:: Records for this exercise ::

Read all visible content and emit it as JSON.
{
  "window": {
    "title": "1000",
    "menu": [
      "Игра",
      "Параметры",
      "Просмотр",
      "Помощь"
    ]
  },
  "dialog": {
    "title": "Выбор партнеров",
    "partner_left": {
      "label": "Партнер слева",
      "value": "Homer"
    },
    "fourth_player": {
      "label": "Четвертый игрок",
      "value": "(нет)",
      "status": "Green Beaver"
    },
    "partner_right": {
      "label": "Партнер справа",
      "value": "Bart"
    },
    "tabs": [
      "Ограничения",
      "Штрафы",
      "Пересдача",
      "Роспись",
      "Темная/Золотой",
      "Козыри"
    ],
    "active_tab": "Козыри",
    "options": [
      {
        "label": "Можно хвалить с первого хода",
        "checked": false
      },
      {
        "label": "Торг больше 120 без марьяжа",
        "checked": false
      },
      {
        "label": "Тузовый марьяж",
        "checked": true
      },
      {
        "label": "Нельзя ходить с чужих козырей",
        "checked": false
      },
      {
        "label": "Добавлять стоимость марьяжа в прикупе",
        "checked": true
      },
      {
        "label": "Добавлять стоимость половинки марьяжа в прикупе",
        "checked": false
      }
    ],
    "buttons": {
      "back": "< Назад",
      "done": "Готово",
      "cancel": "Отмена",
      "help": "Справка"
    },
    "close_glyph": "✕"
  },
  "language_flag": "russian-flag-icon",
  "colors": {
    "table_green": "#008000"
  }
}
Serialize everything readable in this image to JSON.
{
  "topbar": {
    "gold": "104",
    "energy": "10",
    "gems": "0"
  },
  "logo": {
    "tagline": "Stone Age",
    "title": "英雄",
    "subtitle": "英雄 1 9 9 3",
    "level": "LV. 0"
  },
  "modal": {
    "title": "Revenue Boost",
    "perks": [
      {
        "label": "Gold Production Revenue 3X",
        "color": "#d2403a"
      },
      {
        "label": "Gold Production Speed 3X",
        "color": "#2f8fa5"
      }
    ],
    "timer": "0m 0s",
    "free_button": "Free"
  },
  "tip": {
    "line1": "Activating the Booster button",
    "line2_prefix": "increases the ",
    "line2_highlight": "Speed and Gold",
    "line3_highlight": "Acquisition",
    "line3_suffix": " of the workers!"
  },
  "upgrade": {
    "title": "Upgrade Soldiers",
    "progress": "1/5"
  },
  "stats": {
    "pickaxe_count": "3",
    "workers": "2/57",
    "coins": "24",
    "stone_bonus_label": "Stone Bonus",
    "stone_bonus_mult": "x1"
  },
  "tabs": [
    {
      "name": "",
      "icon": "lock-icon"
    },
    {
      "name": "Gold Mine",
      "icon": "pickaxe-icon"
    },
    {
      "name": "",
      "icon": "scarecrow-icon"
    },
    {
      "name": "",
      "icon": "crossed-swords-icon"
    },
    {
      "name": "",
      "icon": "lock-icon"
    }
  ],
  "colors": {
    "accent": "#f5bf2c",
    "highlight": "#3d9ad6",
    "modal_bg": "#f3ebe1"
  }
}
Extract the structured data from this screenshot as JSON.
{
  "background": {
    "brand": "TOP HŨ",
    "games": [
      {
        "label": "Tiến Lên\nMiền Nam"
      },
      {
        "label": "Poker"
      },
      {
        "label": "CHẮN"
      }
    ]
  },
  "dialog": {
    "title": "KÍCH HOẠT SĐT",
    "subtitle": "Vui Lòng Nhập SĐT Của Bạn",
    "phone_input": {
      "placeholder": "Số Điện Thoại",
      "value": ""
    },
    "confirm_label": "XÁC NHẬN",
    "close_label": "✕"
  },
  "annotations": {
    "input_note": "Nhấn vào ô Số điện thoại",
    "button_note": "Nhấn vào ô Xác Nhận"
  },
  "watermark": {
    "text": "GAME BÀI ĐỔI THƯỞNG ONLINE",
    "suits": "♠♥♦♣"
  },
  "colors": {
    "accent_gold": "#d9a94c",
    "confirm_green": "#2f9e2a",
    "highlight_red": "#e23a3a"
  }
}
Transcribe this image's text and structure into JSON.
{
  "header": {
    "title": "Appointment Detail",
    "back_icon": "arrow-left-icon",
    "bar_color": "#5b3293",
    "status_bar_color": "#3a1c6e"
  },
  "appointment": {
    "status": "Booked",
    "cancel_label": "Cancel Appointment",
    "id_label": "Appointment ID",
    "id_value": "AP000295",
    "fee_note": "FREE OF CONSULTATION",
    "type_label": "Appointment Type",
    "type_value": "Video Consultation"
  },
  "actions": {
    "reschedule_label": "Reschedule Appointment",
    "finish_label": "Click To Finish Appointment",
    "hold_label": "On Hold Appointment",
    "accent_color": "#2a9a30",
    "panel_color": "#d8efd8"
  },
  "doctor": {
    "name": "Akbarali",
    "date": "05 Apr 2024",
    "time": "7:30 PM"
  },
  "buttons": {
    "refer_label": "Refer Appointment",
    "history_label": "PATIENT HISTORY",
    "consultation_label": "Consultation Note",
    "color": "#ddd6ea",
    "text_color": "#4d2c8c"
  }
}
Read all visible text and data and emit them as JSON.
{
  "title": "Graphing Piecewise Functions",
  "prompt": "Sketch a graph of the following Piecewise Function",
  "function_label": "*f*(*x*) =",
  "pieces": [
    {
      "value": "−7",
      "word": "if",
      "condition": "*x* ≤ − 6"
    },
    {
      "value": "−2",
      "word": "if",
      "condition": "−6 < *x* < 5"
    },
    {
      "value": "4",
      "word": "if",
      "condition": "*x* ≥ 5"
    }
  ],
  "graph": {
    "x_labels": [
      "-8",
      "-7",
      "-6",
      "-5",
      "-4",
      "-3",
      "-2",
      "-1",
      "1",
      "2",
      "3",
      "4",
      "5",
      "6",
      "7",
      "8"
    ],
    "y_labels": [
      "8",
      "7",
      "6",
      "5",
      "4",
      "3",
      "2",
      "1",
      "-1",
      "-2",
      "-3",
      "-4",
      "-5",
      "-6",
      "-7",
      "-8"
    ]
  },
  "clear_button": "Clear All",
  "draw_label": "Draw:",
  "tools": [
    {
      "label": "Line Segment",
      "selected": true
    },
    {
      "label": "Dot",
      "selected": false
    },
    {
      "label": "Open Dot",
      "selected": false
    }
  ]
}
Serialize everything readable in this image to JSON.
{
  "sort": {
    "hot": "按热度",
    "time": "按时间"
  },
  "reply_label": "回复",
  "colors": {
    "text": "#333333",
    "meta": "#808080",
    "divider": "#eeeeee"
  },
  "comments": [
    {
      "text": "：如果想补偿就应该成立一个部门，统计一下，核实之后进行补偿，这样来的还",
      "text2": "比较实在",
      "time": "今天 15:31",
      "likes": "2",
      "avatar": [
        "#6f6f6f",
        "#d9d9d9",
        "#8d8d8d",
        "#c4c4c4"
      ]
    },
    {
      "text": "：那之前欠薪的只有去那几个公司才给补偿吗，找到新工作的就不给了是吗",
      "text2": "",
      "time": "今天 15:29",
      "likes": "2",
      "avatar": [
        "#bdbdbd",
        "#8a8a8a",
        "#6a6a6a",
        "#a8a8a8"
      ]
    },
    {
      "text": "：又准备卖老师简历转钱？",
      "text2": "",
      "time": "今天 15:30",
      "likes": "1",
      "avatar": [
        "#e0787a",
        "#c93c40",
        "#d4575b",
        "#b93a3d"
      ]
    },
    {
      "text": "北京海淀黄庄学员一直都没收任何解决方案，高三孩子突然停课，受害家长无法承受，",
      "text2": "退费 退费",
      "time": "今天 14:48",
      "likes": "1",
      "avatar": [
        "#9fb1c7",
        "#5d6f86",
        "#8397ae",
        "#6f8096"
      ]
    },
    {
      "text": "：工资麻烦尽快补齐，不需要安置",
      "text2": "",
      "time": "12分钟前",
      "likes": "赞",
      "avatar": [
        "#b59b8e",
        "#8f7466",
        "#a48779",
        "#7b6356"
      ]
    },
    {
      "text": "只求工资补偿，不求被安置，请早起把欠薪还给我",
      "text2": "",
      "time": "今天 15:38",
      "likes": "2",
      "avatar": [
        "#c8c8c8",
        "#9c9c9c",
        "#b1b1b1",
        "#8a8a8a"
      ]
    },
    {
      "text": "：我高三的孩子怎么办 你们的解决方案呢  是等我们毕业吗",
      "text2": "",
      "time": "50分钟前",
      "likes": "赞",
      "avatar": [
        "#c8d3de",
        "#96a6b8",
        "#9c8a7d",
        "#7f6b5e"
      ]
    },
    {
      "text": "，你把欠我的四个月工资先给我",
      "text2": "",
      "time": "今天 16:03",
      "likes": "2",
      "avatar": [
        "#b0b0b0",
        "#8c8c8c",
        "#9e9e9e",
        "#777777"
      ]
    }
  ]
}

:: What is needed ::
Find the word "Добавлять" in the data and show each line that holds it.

:: The completed task ::
        "label": "Добавлять стоимость марьяжа в прикупе",
        "label": "Добавлять стоимость половинки марьяжа в прикупе",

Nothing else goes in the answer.